He earned second lieutenant's pay of $125 a month and off-duty participated in polo matches, horse shows and Sunday hunts. On one hunt, the 21-year-old Westmoreland spied a 9-year-old girl at the head of the pack. Katherine "Kitsy" Van Deusen was the daughter of the post executive officer, an energetic kid who could outride many of those on post. Two years later, as Westmoreland prepared for assignment to Hawaii, Kitsy offered him condolences that the girl he had been dating married another officer.
"Cheer up, Westy," she said. "Don't worry. I'll be a big girl soon. I'll wait for you."

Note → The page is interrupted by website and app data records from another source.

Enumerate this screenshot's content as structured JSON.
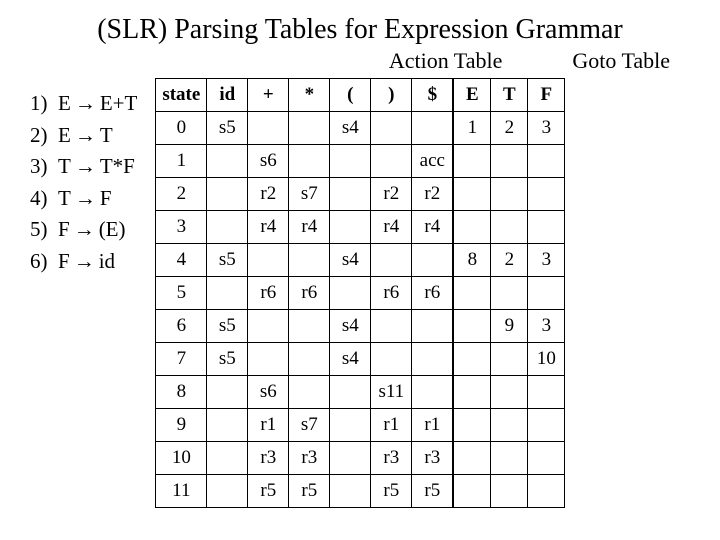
{
  "title": "(SLR) Parsing Tables for Expression Grammar",
  "action_title": "Action Table",
  "goto_title": "Goto Table",
  "grammar": [
    {
      "n": "1)",
      "lhs": "E",
      "rhs": "E+T"
    },
    {
      "n": "2)",
      "lhs": "E",
      "rhs": "T"
    },
    {
      "n": "3)",
      "lhs": "T",
      "rhs": "T*F"
    },
    {
      "n": "4)",
      "lhs": "T",
      "rhs": "F"
    },
    {
      "n": "5)",
      "lhs": "F",
      "rhs": "(E)"
    },
    {
      "n": "6)",
      "lhs": "F",
      "rhs": "id"
    }
  ],
  "arrow": "→",
  "headers": {
    "state": "state",
    "action": [
      "id",
      "+",
      "*",
      "(",
      ")",
      "$"
    ],
    "goto": [
      "E",
      "T",
      "F"
    ]
  },
  "chart_data": {
    "type": "table",
    "title": "SLR Parsing Table",
    "rows": [
      {
        "state": "0",
        "id": "s5",
        "plus": "",
        "star": "",
        "lpar": "s4",
        "rpar": "",
        "dollar": "",
        "E": "1",
        "T": "2",
        "F": "3"
      },
      {
        "state": "1",
        "id": "",
        "plus": "s6",
        "star": "",
        "lpar": "",
        "rpar": "",
        "dollar": "acc",
        "E": "",
        "T": "",
        "F": ""
      },
      {
        "state": "2",
        "id": "",
        "plus": "r2",
        "star": "s7",
        "lpar": "",
        "rpar": "r2",
        "dollar": "r2",
        "E": "",
        "T": "",
        "F": ""
      },
      {
        "state": "3",
        "id": "",
        "plus": "r4",
        "star": "r4",
        "lpar": "",
        "rpar": "r4",
        "dollar": "r4",
        "E": "",
        "T": "",
        "F": ""
      },
      {
        "state": "4",
        "id": "s5",
        "plus": "",
        "star": "",
        "lpar": "s4",
        "rpar": "",
        "dollar": "",
        "E": "8",
        "T": "2",
        "F": "3"
      },
      {
        "state": "5",
        "id": "",
        "plus": "r6",
        "star": "r6",
        "lpar": "",
        "rpar": "r6",
        "dollar": "r6",
        "E": "",
        "T": "",
        "F": ""
      },
      {
        "state": "6",
        "id": "s5",
        "plus": "",
        "star": "",
        "lpar": "s4",
        "rpar": "",
        "dollar": "",
        "E": "",
        "T": "9",
        "F": "3"
      },
      {
        "state": "7",
        "id": "s5",
        "plus": "",
        "star": "",
        "lpar": "s4",
        "rpar": "",
        "dollar": "",
        "E": "",
        "T": "",
        "F": "10"
      },
      {
        "state": "8",
        "id": "",
        "plus": "s6",
        "star": "",
        "lpar": "",
        "rpar": "s11",
        "dollar": "",
        "E": "",
        "T": "",
        "F": ""
      },
      {
        "state": "9",
        "id": "",
        "plus": "r1",
        "star": "s7",
        "lpar": "",
        "rpar": "r1",
        "dollar": "r1",
        "E": "",
        "T": "",
        "F": ""
      },
      {
        "state": "10",
        "id": "",
        "plus": "r3",
        "star": "r3",
        "lpar": "",
        "rpar": "r3",
        "dollar": "r3",
        "E": "",
        "T": "",
        "F": ""
      },
      {
        "state": "11",
        "id": "",
        "plus": "r5",
        "star": "r5",
        "lpar": "",
        "rpar": "r5",
        "dollar": "r5",
        "E": "",
        "T": "",
        "F": ""
      }
    ]
  }
}
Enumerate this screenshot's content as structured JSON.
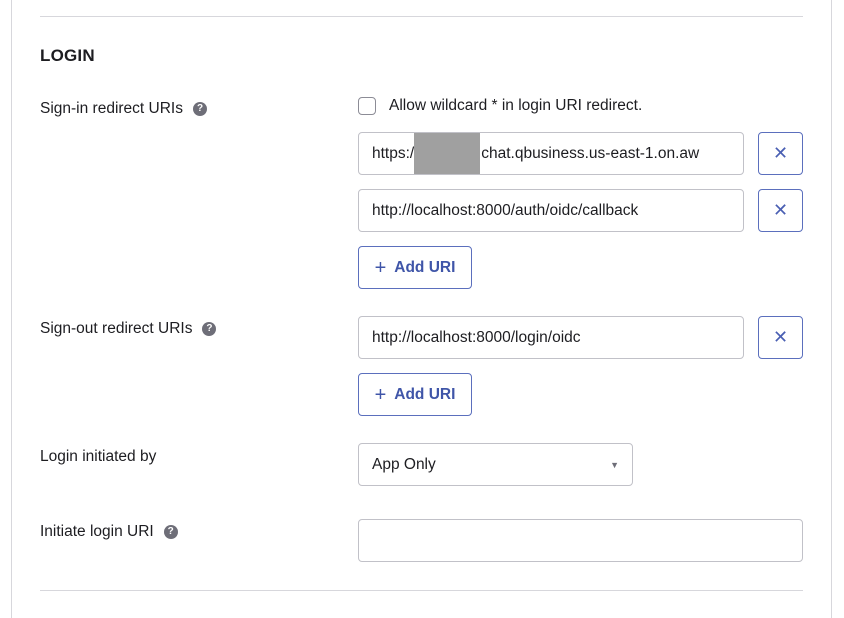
{
  "section": {
    "title": "LOGIN"
  },
  "signin": {
    "label": "Sign-in redirect URIs",
    "wildcard_label": "Allow wildcard * in login URI redirect.",
    "uris": [
      {
        "prefix": "https:/",
        "suffix": "chat.qbusiness.us-east-1.on.aw"
      },
      {
        "value": "http://localhost:8000/auth/oidc/callback"
      }
    ],
    "add_label": "Add URI"
  },
  "signout": {
    "label": "Sign-out redirect URIs",
    "uris": [
      {
        "value": "http://localhost:8000/login/oidc"
      }
    ],
    "add_label": "Add URI"
  },
  "login_initiated": {
    "label": "Login initiated by",
    "selected": "App Only"
  },
  "initiate_uri": {
    "label": "Initiate login URI",
    "value": ""
  },
  "icons": {
    "help": "?",
    "remove": "✕",
    "add": "+",
    "caret": "▼"
  }
}
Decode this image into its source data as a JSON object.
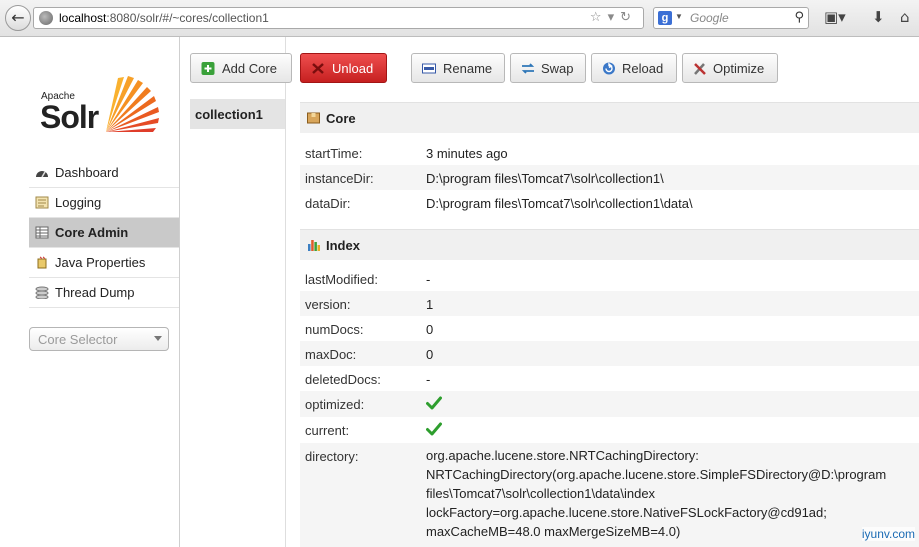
{
  "browser": {
    "url_host": "localhost",
    "url_rest": ":8080/solr/#/~cores/collection1",
    "search_placeholder": "Google",
    "search_engine_letter": "g"
  },
  "logo": {
    "apache": "Apache",
    "solr": "Solr"
  },
  "sidebar": {
    "items": [
      {
        "label": "Dashboard",
        "icon": "dashboard-icon"
      },
      {
        "label": "Logging",
        "icon": "logging-icon"
      },
      {
        "label": "Core Admin",
        "icon": "core-admin-icon",
        "active": true
      },
      {
        "label": "Java Properties",
        "icon": "java-properties-icon"
      },
      {
        "label": "Thread Dump",
        "icon": "thread-dump-icon"
      }
    ],
    "core_selector": "Core Selector"
  },
  "cores": [
    "collection1"
  ],
  "toolbar": {
    "add_core": "Add Core",
    "unload": "Unload",
    "rename": "Rename",
    "swap": "Swap",
    "reload": "Reload",
    "optimize": "Optimize"
  },
  "core_section": {
    "title": "Core",
    "rows": [
      {
        "key": "startTime:",
        "value": "3 minutes ago"
      },
      {
        "key": "instanceDir:",
        "value": "D:\\program files\\Tomcat7\\solr\\collection1\\"
      },
      {
        "key": "dataDir:",
        "value": "D:\\program files\\Tomcat7\\solr\\collection1\\data\\"
      }
    ]
  },
  "index_section": {
    "title": "Index",
    "rows": [
      {
        "key": "lastModified:",
        "value": "-"
      },
      {
        "key": "version:",
        "value": "1"
      },
      {
        "key": "numDocs:",
        "value": "0"
      },
      {
        "key": "maxDoc:",
        "value": "0"
      },
      {
        "key": "deletedDocs:",
        "value": "-"
      },
      {
        "key": "optimized:",
        "value": ""
      },
      {
        "key": "current:",
        "value": ""
      },
      {
        "key": "directory:",
        "value": "org.apache.lucene.store.NRTCachingDirectory: NRTCachingDirectory(org.apache.lucene.store.SimpleFSDirectory@D:\\program files\\Tomcat7\\solr\\collection1\\data\\index lockFactory=org.apache.lucene.store.NativeFSLockFactory@cd91ad; maxCacheMB=48.0 maxMergeSizeMB=4.0)"
      }
    ]
  },
  "watermark": "iyunv.com",
  "colors": {
    "unload": "#d42a2a",
    "check": "#2e9e2e",
    "active_nav": "#c9c9c9"
  }
}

Ten years later, when she was 19, "Kitsy" Van Deusen reminded him she had indeed grown up. Despite their difference in age, they fell in love and married shortly afterward. The Westmorelands had three children, Stevie, Rip and Margaret.

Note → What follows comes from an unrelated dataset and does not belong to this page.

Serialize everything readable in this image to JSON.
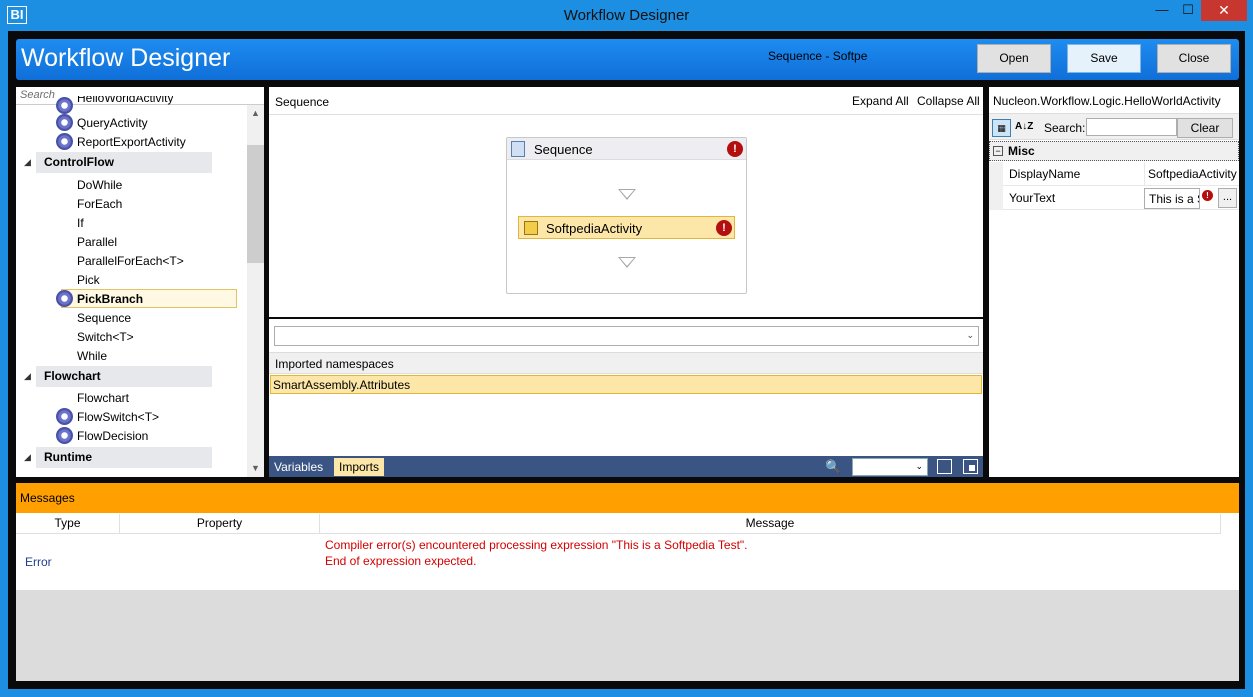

In the early years of Vietnam, Westmoreland's entire family stayed with him in Saigon. But as the war escalated, Kitsy Westmoreland and the children left for the Philippines. Westmoreland said he later learned she spent most of her time at hospitals tending the wounded from Vietnam.
For most Americans, Westmoreland is synonymous with Vietnam. But he cut his military teeth in World War II and Korea.
On the fields of Europe and in Korea he learned the rules of conventional warfare, rules he would try to apply unsuccessfully in Vietnam.
Some military analysts suggest the failure of U.S. military leaders to understand North Vietnamese tactics contributed to the U.S. defeat.
"They did not understand the guerrilla nature of the war, that the massive firepower that was used on the battlefields of Europe was not the way to go there," said Earl Tilford, director of research with the Strategic Studies Institute of the U.S. Army War College.
"Vietnam was death by a thousand cuts."
But Tilford predicted history eventually would deal more kindly with Westmoreland.
"I think he was eminently suited to command forces in Vietnam. He had a plan, and it was a pretty good plan."
Westmoreland always insisted his job was not to question military policy, but to carry out the orders of his commander-in-chief. He acknowledged the difficulty of that task when more and more Americans were doubting U.S. involvement in Vietnam and Johnson's own secretary of defense secretly surmised victory was all but impossible.
Nevertheless, in the years following Vietnam, as the policymakers offered their mea culpas, Westmoreland remained silent.
He retired in 1972, returning to South Carolina and settling in Charleston. He dabbled briefly in politics, running in the Republican primary in South Carolina in 1974, and served on several governmental commissions.
But he largely remained outside the Vietnam debate and the post mortems, preferring instead to focus on bolstering the morale of veterans he thought had fought with bravery and valor.
He said the fall of South Vietnam in 1975 devastated him.
He blamed America's lack of will to enforce the Paris Agreement for the abandonment of the country to the North Vietnamese and the chaos that ensued.
In his final years, the Westmorelands moved from Charleston, S.C., to a retirement community on nearby James Island.
© Copyright 2005 Knight Ridder